++++ Dataset content ++++

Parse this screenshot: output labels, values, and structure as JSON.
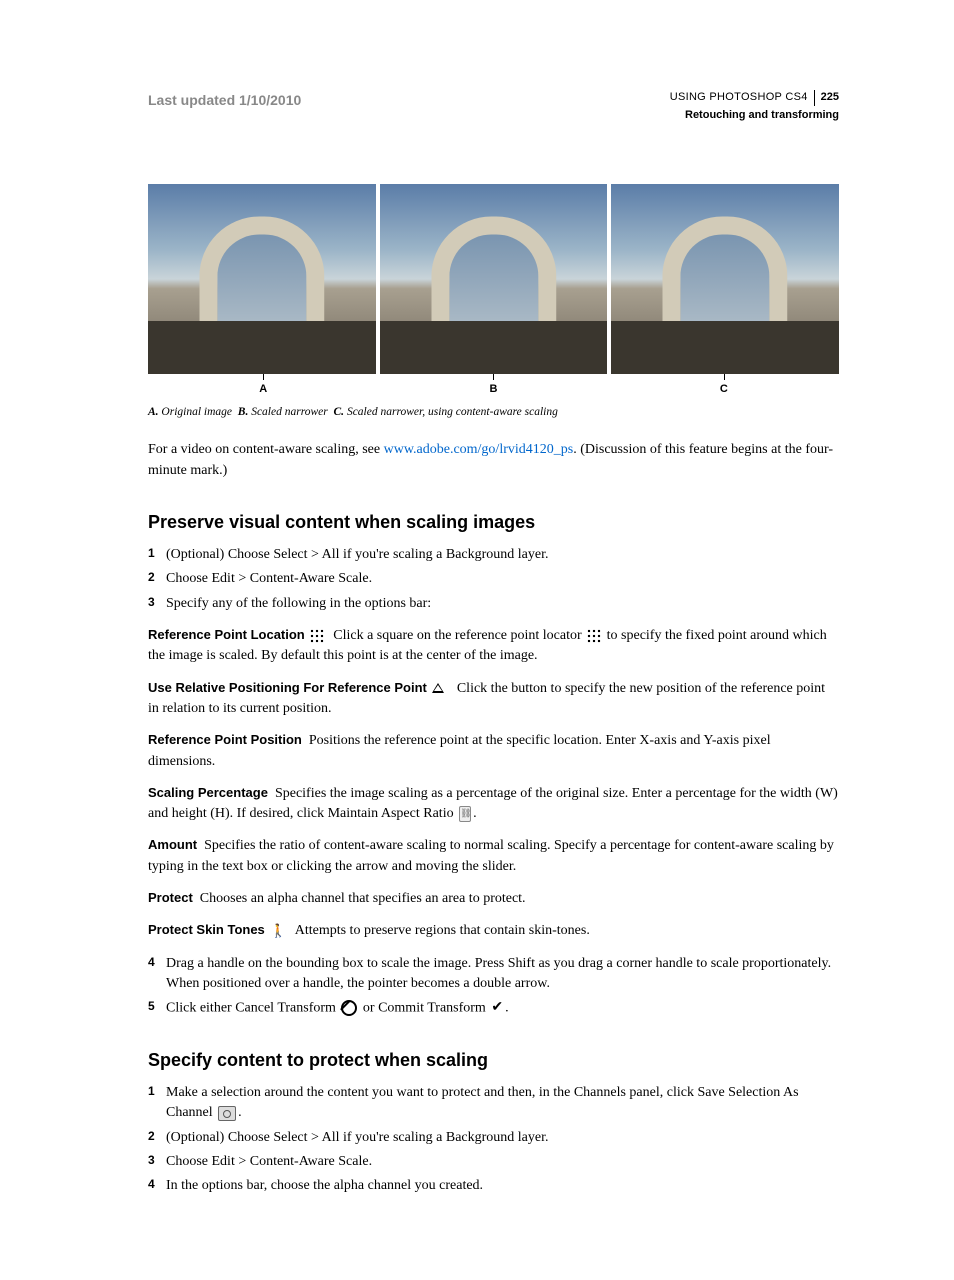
{
  "header": {
    "last_updated": "Last updated 1/10/2010",
    "doc_title": "USING PHOTOSHOP CS4",
    "page_number": "225",
    "chapter": "Retouching and transforming"
  },
  "figure": {
    "labels": [
      "A",
      "B",
      "C"
    ],
    "caption_parts": {
      "a_label": "A.",
      "a_text": "Original image",
      "b_label": "B.",
      "b_text": "Scaled narrower",
      "c_label": "C.",
      "c_text": "Scaled narrower, using content-aware scaling"
    }
  },
  "intro": {
    "before_link": "For a video on content-aware scaling, see ",
    "link_text": "www.adobe.com/go/lrvid4120_ps",
    "after_link": ". (Discussion of this feature begins at the four-minute mark.)"
  },
  "section1": {
    "heading": "Preserve visual content when scaling images",
    "steps_top": [
      "(Optional) Choose Select > All if you're scaling a Background layer.",
      "Choose Edit > Content-Aware Scale.",
      "Specify any of the following in the options bar:"
    ],
    "defs": {
      "ref_point_loc": {
        "term": "Reference Point Location",
        "text_before": "Click a square on the reference point locator",
        "text_after": "to specify the fixed point around which the image is scaled. By default this point is at the center of the image."
      },
      "rel_pos": {
        "term": "Use Relative Positioning For Reference Point",
        "text": "Click the button to specify the new position of the reference point in relation to its current position."
      },
      "ref_point_pos": {
        "term": "Reference Point Position",
        "text": "Positions the reference point at the specific location. Enter X-axis and Y-axis pixel dimensions."
      },
      "scaling_pct": {
        "term": "Scaling Percentage",
        "text": "Specifies the image scaling as a percentage of the original size. Enter a percentage for the width (W) and height (H). If desired, click Maintain Aspect Ratio",
        "after": "."
      },
      "amount": {
        "term": "Amount",
        "text": "Specifies the ratio of content-aware scaling to normal scaling. Specify a percentage for content-aware scaling by typing in the text box or clicking the arrow and moving the slider."
      },
      "protect": {
        "term": "Protect",
        "text": "Chooses an alpha channel that specifies an area to protect."
      },
      "skin": {
        "term": "Protect Skin Tones",
        "text": "Attempts to preserve regions that contain skin-tones."
      }
    },
    "step4": "Drag a handle on the bounding box to scale the image. Press Shift as you drag a corner handle to scale proportionately. When positioned over a handle, the pointer becomes a double arrow.",
    "step5_before": "Click either Cancel Transform",
    "step5_mid": "or Commit Transform",
    "step5_after": "."
  },
  "section2": {
    "heading": "Specify content to protect when scaling",
    "step1_before": "Make a selection around the content you want to protect and then, in the Channels panel, click Save Selection As Channel",
    "step1_after": ".",
    "steps": [
      "(Optional) Choose Select > All if you're scaling a Background layer.",
      "Choose Edit > Content-Aware Scale.",
      "In the options bar, choose the alpha channel you created."
    ]
  }
}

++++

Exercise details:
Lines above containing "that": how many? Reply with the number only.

Reply:
2